### WHAT TO WORK ON
Work through the records below and copy every line that includes "Internet".

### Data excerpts
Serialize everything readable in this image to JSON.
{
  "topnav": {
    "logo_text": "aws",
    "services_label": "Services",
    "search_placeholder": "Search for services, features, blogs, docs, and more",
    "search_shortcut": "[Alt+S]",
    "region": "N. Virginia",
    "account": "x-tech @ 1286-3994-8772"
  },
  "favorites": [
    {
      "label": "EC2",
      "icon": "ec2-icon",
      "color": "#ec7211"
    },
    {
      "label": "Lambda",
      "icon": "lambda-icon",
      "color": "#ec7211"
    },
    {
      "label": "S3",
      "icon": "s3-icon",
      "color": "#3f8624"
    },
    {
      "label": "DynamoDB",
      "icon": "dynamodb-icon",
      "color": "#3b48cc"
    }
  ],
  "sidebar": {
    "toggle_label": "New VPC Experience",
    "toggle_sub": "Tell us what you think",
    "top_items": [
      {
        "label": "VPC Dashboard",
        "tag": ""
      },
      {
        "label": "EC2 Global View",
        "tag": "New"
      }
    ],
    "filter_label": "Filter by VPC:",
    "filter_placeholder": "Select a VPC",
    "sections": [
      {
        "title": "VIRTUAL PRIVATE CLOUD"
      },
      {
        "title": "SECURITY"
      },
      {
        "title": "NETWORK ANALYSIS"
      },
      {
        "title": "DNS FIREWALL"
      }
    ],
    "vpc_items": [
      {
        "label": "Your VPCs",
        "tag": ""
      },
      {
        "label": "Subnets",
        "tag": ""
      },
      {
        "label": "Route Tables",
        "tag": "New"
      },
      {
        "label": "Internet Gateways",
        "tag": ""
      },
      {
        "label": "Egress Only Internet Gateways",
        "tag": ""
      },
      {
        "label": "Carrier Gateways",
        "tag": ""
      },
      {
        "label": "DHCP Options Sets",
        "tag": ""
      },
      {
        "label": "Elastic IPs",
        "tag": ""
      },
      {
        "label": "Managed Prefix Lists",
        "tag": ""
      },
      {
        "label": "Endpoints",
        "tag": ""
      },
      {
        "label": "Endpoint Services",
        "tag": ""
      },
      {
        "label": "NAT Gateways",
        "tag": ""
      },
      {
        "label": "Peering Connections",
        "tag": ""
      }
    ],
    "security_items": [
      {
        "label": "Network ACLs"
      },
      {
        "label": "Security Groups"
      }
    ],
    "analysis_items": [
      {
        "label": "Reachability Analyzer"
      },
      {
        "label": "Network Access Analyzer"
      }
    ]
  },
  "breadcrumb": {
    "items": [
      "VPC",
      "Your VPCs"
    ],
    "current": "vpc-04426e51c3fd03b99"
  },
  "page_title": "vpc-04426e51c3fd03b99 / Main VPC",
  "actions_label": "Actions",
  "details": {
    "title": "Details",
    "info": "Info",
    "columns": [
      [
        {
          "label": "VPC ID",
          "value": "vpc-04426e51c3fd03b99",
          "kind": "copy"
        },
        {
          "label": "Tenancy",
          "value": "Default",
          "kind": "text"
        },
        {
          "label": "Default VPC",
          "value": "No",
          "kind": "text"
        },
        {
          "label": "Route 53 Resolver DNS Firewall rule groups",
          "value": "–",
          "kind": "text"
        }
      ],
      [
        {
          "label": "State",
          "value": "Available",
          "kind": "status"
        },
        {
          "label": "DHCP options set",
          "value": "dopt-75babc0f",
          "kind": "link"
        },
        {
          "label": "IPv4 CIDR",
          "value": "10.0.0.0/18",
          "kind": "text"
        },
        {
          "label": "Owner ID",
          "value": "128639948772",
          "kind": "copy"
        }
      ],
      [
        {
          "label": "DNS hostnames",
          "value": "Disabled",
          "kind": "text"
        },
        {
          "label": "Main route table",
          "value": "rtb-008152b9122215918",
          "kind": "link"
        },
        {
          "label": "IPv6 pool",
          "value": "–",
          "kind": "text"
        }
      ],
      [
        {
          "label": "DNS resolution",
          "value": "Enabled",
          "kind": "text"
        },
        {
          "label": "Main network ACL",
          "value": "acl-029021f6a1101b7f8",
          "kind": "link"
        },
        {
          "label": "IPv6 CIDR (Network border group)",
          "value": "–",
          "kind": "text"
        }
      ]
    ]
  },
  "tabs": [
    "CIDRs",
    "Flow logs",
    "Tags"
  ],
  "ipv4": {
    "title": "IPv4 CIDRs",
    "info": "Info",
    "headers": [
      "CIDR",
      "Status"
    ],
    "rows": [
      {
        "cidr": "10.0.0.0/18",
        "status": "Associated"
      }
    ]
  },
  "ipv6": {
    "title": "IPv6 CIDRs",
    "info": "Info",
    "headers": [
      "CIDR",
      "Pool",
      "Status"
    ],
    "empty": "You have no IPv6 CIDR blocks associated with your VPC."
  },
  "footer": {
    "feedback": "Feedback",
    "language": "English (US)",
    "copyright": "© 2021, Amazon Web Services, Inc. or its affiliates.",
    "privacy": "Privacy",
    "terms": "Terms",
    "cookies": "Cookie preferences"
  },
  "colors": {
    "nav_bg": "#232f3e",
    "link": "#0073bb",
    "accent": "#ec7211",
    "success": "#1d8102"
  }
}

### SOLUTION FOR THIS TASK
        "label": "Internet Gateways",
        "label": "Egress Only Internet Gateways",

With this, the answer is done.